▶ **Exercise brief**
Every line of the material below needs to be written out exactly, please.

══ The input

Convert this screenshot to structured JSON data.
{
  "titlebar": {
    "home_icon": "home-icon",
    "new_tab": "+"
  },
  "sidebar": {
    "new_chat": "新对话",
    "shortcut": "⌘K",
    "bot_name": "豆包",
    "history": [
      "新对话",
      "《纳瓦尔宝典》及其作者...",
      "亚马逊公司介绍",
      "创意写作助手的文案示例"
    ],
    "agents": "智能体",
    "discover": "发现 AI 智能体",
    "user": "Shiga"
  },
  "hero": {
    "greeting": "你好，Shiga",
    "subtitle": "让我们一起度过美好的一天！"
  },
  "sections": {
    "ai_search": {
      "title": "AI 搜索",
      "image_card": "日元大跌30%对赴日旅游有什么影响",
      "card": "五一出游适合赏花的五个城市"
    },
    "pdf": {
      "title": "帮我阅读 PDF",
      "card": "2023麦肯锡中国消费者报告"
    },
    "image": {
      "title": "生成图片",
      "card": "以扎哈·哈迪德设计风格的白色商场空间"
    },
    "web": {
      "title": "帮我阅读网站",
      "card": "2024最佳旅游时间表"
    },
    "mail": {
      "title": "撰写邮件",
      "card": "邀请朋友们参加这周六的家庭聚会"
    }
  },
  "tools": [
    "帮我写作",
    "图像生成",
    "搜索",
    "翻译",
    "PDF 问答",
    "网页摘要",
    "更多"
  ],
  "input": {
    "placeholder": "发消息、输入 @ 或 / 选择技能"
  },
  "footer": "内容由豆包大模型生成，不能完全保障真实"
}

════

▶ **Task result**
Convert this screenshot to structured JSON data.
{
  "titlebar": {
    "home_icon": "home-icon",
    "new_tab": "+"
  },
  "sidebar": {
    "new_chat": "新对话",
    "shortcut": "⌘K",
    "bot_name": "豆包",
    "history": [
      "新对话",
      "《纳瓦尔宝典》及其作者...",
      "亚马逊公司介绍",
      "创意写作助手的文案示例"
    ],
    "agents": "智能体",
    "discover": "发现 AI 智能体",
    "user": "Shiga"
  },
  "hero": {
    "greeting": "你好，Shiga",
    "subtitle": "让我们一起度过美好的一天！"
  },
  "sections": {
    "ai_search": {
      "title": "AI 搜索",
      "image_card": "日元大跌30%对赴日旅游有什么影响",
      "card": "五一出游适合赏花的五个城市"
    },
    "pdf": {
      "title": "帮我阅读 PDF",
      "card": "2023麦肯锡中国消费者报告"
    },
    "image": {
      "title": "生成图片",
      "card": "以扎哈·哈迪德设计风格的白色商场空间"
    },
    "web": {
      "title": "帮我阅读网站",
      "card": "2024最佳旅游时间表"
    },
    "mail": {
      "title": "撰写邮件",
      "card": "邀请朋友们参加这周六的家庭聚会"
    }
  },
  "tools": [
    "帮我写作",
    "图像生成",
    "搜索",
    "翻译",
    "PDF 问答",
    "网页摘要",
    "更多"
  ],
  "input": {
    "placeholder": "发消息、输入 @ 或 / 选择技能"
  },
  "footer": "内容由豆包大模型生成，不能完全保障真实"
}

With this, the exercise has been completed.